Reaching the World Health Organization’s (WHO) proposed targets for viral hepatitis control by 2030 could require global funding of US$11 billion per year by 2025, Stefan Wiktor of the WHO Hepatitis Program told the World Hepatitis Summit in Glasgow earlier this month.


People Who Inject Drugs Should Have Access to Hepatitis C Treatment, Expert Panel Recommends

New recommendations on hepatitis C treatment and care encourage physicians to offer treatment to all people who inject drugs who are diagnosed with HCV infection, and to offer a comprehensive package of social support and harm reduction to enable people to adhere to treatment. The recommendations are published this month in the International Journal of Drug Policy, coinciding with the 4th International Symposium on Hepatitis Care in Substance Users taking place this week Sydney, which focuses on the management of hepatitis among drug users.


Achillion's Odalasvir with Sofosbuvir Cured Hepatitis C in 6-8 Weeks in Phase 2 Study

Achillion Pharmaceuticals' experimental NS5A inhibitor odalasvir (ACH-3102) plus Gilead Science's sofosbuvir (Sovaldi), taken without ribavirin, produced sustained virological response at 12 weeks post-treatment in all previously untreated genotype 1 hepatitis C patients treated for 6 or 8 weeks in a small Phase 2 study, according to a recent company announcement.

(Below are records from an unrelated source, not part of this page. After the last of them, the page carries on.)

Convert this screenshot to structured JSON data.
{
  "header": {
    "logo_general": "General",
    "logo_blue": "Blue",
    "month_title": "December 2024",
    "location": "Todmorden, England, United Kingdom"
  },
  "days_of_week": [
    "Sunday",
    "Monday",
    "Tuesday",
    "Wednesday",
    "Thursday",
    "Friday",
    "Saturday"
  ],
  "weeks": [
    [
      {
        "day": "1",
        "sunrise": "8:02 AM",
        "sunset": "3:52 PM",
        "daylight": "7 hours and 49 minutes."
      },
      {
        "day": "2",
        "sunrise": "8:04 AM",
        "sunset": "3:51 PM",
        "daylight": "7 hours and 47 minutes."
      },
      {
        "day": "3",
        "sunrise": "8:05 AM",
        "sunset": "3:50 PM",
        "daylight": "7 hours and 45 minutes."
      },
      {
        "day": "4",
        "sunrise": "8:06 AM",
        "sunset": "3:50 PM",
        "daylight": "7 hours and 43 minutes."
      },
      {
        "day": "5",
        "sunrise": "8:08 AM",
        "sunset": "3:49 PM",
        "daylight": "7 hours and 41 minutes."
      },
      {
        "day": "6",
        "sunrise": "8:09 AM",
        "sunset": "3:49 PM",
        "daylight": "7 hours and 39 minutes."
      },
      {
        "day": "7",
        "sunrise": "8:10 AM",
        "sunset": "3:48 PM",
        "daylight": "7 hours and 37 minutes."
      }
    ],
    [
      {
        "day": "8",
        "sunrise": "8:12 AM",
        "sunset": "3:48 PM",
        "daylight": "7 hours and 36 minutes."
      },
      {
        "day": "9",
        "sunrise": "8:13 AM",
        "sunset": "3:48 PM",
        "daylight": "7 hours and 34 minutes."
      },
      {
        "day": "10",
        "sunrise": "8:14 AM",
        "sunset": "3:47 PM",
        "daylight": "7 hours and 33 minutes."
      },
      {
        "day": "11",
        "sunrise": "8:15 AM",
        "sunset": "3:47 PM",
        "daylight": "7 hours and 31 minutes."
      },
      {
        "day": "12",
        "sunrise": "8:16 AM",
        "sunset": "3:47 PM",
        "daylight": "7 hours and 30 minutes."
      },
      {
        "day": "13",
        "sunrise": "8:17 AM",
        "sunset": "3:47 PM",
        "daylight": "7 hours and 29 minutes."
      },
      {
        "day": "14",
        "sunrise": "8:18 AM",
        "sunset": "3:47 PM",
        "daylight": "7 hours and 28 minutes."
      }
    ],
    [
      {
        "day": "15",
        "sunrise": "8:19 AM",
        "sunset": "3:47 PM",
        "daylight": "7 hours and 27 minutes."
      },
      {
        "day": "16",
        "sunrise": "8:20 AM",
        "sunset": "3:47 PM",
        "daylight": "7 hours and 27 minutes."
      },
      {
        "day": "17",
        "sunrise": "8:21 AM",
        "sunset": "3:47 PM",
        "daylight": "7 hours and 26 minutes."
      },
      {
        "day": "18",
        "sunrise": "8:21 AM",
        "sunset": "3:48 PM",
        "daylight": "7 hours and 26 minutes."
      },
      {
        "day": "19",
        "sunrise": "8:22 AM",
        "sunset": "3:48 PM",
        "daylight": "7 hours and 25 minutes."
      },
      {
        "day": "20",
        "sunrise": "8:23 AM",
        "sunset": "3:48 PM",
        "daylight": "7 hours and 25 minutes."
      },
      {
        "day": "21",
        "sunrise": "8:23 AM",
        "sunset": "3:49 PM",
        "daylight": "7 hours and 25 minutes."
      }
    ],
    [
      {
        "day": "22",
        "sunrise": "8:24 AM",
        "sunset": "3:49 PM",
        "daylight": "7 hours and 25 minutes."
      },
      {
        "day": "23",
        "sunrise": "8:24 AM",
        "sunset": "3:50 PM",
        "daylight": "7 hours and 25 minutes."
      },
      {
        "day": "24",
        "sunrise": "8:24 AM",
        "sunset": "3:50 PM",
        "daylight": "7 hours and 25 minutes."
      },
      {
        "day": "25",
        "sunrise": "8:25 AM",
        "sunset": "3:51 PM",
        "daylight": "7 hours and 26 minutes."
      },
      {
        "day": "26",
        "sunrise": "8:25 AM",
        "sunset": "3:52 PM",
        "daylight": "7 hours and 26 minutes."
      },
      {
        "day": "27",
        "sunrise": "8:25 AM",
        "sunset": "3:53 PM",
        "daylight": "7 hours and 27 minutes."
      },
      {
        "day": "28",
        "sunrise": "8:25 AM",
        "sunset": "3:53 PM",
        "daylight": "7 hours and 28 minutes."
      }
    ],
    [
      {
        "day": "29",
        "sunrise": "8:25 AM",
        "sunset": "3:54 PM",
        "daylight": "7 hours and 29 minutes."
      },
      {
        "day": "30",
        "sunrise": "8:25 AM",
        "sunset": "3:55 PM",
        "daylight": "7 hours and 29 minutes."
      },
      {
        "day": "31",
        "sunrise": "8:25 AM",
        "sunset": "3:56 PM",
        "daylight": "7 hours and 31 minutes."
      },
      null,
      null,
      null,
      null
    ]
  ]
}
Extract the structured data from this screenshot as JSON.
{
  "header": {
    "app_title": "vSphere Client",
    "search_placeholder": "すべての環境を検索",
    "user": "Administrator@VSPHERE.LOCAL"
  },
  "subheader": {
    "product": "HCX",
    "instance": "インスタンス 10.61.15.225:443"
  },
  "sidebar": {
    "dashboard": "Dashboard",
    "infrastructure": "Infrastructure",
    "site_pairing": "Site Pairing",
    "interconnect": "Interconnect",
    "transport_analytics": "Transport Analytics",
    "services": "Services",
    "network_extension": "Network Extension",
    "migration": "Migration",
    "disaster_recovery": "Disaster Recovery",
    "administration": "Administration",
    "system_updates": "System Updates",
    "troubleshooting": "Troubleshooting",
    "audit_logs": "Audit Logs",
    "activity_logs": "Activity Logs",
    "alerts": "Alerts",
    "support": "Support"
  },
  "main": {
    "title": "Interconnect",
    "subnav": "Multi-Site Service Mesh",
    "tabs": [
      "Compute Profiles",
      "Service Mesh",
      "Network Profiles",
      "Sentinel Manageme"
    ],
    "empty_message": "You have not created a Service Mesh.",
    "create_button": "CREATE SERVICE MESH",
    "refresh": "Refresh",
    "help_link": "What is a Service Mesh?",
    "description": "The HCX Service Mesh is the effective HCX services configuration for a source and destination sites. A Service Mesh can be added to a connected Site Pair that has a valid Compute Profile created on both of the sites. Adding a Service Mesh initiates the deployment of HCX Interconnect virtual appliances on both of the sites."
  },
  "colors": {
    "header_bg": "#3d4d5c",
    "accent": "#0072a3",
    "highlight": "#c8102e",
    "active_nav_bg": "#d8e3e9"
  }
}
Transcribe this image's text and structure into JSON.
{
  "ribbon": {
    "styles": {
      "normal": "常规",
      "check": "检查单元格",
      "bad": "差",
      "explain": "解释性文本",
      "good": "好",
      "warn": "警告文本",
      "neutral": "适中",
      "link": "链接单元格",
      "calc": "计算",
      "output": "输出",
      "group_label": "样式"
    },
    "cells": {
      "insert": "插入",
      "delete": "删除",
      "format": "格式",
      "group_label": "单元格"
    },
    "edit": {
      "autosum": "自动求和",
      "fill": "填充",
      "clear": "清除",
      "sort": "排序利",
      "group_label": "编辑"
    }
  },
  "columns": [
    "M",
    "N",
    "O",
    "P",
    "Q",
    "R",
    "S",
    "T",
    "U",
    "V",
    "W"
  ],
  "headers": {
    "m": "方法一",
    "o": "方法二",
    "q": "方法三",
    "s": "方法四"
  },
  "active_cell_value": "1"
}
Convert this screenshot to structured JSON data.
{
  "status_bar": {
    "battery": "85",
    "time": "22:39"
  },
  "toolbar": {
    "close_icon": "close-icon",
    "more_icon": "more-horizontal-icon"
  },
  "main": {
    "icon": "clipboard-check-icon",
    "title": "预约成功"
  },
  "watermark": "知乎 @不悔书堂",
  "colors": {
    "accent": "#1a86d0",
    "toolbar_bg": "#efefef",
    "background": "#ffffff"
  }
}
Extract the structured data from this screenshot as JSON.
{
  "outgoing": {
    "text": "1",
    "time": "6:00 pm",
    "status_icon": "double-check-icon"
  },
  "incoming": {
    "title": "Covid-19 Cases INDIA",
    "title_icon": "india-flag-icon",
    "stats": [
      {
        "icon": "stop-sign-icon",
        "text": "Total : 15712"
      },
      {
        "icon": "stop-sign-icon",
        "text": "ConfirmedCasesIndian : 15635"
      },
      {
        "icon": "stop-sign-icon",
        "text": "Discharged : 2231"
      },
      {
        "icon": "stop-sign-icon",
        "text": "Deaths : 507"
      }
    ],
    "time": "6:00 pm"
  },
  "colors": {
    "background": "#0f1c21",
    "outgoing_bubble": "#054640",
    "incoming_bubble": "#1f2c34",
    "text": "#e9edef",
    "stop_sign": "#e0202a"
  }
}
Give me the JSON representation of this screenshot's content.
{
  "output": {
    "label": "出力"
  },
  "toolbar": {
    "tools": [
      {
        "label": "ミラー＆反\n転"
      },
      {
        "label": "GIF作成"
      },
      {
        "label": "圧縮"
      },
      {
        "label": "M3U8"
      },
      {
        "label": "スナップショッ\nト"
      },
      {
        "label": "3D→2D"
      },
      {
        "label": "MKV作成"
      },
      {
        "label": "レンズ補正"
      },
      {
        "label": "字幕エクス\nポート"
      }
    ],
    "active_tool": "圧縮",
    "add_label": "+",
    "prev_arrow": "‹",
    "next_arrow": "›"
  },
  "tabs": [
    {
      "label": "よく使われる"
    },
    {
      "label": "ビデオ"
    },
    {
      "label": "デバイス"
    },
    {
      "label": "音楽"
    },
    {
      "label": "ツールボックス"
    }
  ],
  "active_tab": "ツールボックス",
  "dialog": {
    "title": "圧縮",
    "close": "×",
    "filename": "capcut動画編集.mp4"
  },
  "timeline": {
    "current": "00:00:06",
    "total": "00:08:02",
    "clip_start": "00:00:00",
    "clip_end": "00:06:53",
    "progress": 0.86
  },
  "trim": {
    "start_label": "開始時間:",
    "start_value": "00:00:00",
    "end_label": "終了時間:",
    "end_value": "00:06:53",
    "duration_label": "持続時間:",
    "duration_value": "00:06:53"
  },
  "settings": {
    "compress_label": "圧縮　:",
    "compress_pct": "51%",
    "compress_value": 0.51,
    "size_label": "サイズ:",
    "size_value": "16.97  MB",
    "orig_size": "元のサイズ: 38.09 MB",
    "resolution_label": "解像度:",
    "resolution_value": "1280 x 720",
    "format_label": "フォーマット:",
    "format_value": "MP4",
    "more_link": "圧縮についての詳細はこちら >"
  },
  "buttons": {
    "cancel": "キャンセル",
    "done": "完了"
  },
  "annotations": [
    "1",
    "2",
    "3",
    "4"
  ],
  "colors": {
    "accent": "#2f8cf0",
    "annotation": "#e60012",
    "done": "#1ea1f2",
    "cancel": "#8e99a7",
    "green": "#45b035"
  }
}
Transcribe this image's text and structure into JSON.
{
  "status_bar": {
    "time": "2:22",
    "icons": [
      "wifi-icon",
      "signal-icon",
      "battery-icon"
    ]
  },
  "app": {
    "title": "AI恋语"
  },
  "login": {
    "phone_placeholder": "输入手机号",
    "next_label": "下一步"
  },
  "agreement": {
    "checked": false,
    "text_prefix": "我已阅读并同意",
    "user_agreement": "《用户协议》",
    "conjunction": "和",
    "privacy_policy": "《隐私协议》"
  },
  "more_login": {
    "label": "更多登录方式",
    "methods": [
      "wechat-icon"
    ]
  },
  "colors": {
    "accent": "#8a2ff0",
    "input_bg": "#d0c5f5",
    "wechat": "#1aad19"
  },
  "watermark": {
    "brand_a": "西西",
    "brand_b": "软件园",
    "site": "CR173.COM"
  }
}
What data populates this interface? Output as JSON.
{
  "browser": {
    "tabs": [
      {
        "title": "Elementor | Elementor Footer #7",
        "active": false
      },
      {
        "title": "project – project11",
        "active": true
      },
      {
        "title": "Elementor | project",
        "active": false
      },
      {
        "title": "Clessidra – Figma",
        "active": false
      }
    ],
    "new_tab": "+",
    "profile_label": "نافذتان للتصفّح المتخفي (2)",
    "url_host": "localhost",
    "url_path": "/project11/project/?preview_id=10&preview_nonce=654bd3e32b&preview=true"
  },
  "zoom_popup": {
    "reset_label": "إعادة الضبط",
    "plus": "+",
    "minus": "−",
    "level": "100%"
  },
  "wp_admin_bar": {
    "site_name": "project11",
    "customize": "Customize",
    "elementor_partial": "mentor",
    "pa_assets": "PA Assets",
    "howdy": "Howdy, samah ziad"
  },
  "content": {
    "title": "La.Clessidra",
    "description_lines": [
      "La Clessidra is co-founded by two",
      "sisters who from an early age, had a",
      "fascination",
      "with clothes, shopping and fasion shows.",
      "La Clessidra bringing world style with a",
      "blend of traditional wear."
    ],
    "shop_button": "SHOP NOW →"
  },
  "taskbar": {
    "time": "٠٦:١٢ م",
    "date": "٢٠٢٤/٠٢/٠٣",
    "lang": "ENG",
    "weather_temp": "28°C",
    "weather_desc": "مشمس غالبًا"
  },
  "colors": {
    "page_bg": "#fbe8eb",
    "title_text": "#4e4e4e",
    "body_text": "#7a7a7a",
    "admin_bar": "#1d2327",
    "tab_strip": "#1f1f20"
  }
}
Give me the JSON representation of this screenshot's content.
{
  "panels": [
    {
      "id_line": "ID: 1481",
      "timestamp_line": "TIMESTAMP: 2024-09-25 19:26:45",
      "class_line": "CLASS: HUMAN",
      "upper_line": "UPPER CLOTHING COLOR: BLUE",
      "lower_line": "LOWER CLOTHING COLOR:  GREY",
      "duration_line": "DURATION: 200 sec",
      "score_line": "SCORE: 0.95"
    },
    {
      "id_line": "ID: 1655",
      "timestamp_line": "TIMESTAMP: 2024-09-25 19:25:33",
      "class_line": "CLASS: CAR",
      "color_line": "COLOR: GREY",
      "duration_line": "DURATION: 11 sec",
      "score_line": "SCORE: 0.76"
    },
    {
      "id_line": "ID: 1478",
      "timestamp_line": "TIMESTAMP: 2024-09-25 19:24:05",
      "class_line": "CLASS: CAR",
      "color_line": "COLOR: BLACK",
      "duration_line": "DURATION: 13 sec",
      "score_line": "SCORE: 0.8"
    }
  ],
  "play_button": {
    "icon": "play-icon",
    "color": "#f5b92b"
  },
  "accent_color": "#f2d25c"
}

Treatment was safe and well-tolerated.


Coverage of 2015 Interscience Conference on Antimicrobial Agents and Chemotherapy coverage of the 55th Interscience Conference on Antimicrobial Agents and Chemotherapy (ICAAC), San Diego, September 17-21, 2015.

Highlights of this year's conference include experimental antiretroviral drugs and treatment strategies, HIV prevention, and comorbidities among people with HIV and HIV/HCV coinfection.

Full listing by topic

ICAAC website



Gilead's Sofosbuvir + Velpatasvir Combo Shows Good Results in Phase 3 Trials

A dual combination of Gilead Sciences' sofosbuvir (Sovaldi) and new pangenotypic HCV NS5A inhibitor velpatasvir (GS-5816) taken for 12 weeks produced cure rates of 95% to 100% for people with hepatitis C genotypes 1 through 6, including patients with compensated liver cirrhosis, in the ASTRAL trials, the company announced this week. People with decompensated cirrhosis, however, did better when they added ribavirin.